Angiogenesis depends on proangiogenic and anti-angiogenic molecules that regulate endothelial cell proliferation and migration. Well-regulated angiogenesis plays a pivotal role in many physiological conditions such as reproduction and embryonic development, while abnormal angiogenesis is also the basis of a variety of pathological processes including tumor metastasis and atherosclerotic plaque formation. Melatonin has a variety of biological effects, including inhibition of tumor metastasis, stabilizing atherosclerotic plaques, and the regulation of seasonal reproductive rhythms, etc. During certain pathophysiological processes, melatonin exerts different functions depending on its ability to regulate angiogenesis. This review reveals that melatonin has different effects on neovascularization under different physiological and pathological conditions. In tumors, in age-related ocular diseases, and in a hypoxic environment, melatonin inhibits neovascularization in tissues, while in gastric ulcers, skin lesions, and some physiologic processes, it promotes angiogenesis. We also speculate that melatonin may inhibit the neovascularization in atherosclerotic plaques, thus preventing the initiation and development of atherosclerosis. Most studies suggest that these effects are related to the role of melatonin in regulating of vascular endothelial growth factor and its receptors, but the specific regulatory mechanisms remain disparate, which may lead to the differential effects of melatonin on angiogenesis under different conditions. In this review, we thus summarize some seemingly contradictory mechanisms by which melatonin controls angiogenesis under different pathological and physiological conditions, and urge that the regulatory mechanisms be further studied.
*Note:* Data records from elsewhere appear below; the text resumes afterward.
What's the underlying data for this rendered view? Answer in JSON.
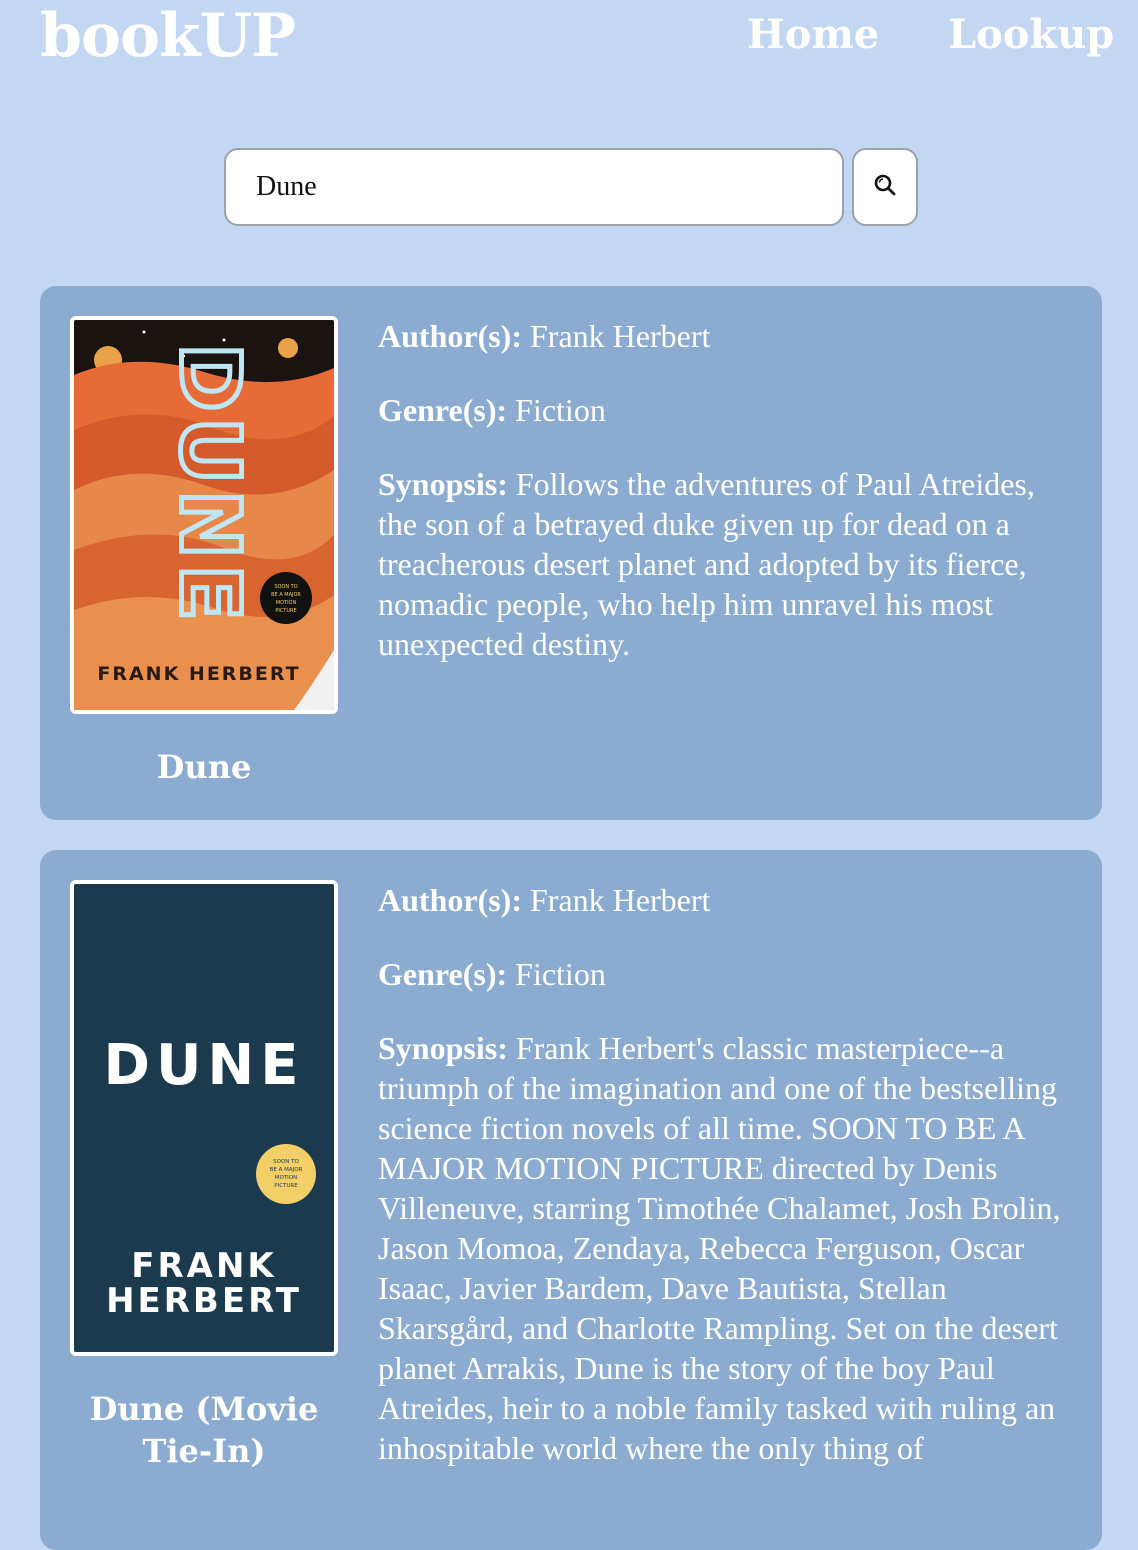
{
  "nav": {
    "brand": "bookUP",
    "links": [
      "Home",
      "Lookup"
    ]
  },
  "search": {
    "value": "Dune",
    "button_icon": "search-icon"
  },
  "labels": {
    "author": "Author(s):",
    "genre": "Genre(s):",
    "synopsis": "Synopsis:"
  },
  "books": [
    {
      "title": "Dune",
      "authors": "Frank Herbert",
      "genres": "Fiction",
      "synopsis": "Follows the adventures of Paul Atreides, the son of a betrayed duke given up for dead on a treacherous desert planet and adopted by its fierce, nomadic people, who help him unravel his most unexpected destiny.",
      "cover": {
        "title_text": "DUNE",
        "author_text": "FRANK HERBERT",
        "badge_text": [
          "SOON TO",
          "BE A MAJOR",
          "MOTION",
          "PICTURE"
        ]
      }
    },
    {
      "title": "Dune (Movie Tie-In)",
      "authors": "Frank Herbert",
      "genres": "Fiction",
      "synopsis": "Frank Herbert's classic masterpiece--a triumph of the imagination and one of the bestselling science fiction novels of all time. SOON TO BE A MAJOR MOTION PICTURE directed by Denis Villeneuve, starring Timothée Chalamet, Josh Brolin, Jason Momoa, Zendaya, Rebecca Ferguson, Oscar Isaac, Javier Bardem, Dave Bautista, Stellan Skarsgård, and Charlotte Rampling. Set on the desert planet Arrakis, Dune is the story of the boy Paul Atreides, heir to a noble family tasked with ruling an inhospitable world where the only thing of",
      "cover": {
        "title_text": "DUNE",
        "author_lines": [
          "FRANK",
          "HERBERT"
        ],
        "badge_text": [
          "SOON TO",
          "BE A MAJOR",
          "MOTION",
          "PICTURE"
        ]
      }
    }
  ],
  "colors": {
    "page_background": "#c3d7f2",
    "card_background": "#8bacd0",
    "text": "#ffffff",
    "cover1_orange": "#e2602f",
    "cover2_navy": "#1c3a4e",
    "badge_yellow": "#f3cf6a"
  }
}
- Hypoxia-inducible factor 1 alpha
- Vascular endothelial growth factor
ASJC Scopus subject areas
- Clinical Biochemistry
- Cancer Research